Did you know?
Simon’s Town Naval Base was responsible for the care of Napoleon Bonaparte after he was exiled to St Helena island.
The history of Simon’s Town reads like a naval adventure.
Ships of all shapes and sizes – frigates, corvettes, sloops, pirate brigantines and, lately, hi-tech submarines – have docked at Simon’s Town somewhere between 1741 and today. And with them came the legends: battles at sea, pirate booty, encounters in strange lands and sad news of another shipwreck somewhere along the 3 000-odd kilometres of South Africa’s coastline.
As you wander down St George’s Street – also called the Historic Mile – you will pass ancient filigreed buildings from another era. The Historic Mile extends from the railway station to the East Dockyard gates, with intriguing little alleyways leading off it.
Although Simon’s Town was established by the Dutch – and named after governor Simon van der Stel – it was really with the establishment of the Royal Navy Base there in 1806 that the little settlement became such a legendary port of call.

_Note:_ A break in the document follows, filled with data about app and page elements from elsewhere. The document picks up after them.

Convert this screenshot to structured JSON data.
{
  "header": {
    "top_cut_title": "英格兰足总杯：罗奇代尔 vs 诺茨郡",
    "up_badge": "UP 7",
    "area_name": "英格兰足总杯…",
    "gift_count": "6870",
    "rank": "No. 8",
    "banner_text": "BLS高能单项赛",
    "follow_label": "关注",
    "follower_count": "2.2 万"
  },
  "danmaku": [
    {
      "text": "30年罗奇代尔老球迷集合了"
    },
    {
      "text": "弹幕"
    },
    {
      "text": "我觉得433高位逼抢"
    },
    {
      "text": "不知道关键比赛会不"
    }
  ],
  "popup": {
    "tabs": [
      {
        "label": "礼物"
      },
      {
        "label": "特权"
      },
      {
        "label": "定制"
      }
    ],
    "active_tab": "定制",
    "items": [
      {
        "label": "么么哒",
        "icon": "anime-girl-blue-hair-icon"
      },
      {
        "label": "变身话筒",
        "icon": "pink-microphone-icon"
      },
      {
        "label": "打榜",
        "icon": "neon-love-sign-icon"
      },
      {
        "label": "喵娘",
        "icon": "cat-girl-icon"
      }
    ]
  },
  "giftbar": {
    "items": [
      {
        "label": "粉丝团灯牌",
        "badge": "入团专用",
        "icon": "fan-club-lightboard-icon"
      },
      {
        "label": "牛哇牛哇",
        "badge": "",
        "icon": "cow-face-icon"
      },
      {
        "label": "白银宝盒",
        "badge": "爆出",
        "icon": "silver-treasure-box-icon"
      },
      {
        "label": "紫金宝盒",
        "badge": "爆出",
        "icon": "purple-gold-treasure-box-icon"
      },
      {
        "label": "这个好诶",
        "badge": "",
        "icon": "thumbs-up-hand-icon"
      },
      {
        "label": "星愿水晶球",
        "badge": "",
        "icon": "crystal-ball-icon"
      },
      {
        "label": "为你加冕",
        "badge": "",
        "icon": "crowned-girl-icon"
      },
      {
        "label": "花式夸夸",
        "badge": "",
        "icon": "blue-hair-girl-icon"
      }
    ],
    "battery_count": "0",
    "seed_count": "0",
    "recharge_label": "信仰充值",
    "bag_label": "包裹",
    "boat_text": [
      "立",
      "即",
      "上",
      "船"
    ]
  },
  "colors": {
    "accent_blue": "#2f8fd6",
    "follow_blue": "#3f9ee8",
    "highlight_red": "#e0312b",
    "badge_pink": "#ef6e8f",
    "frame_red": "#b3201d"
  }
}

Slip back in time and you could find yourself in the company of a rather dashing young British Naval lieutenant called Horatio Nelson, on shore leave from the HMS Badger, stalking this very street in search of a rowdy pub that served a decent repast.
There are four museums in Simon’s Town, all worth a look.
The Warrior Toy Museum near Jubilee Square (where the statue of beer-drinking Great Dane Able Seaman Just Nuisance stands) displays cars, trains, dolls and lead soldiers fashioned long ago.
The South African Naval Museum has interesting displays about both the Royal Navy and the South African Navy, including a submarine diorama.
The Heritage Museum chronicles Simon’s Town’s rich Muslim past, while a visit to the Simon’s Town Museum is the best way to lift the historic veil from this fascinating seaside town.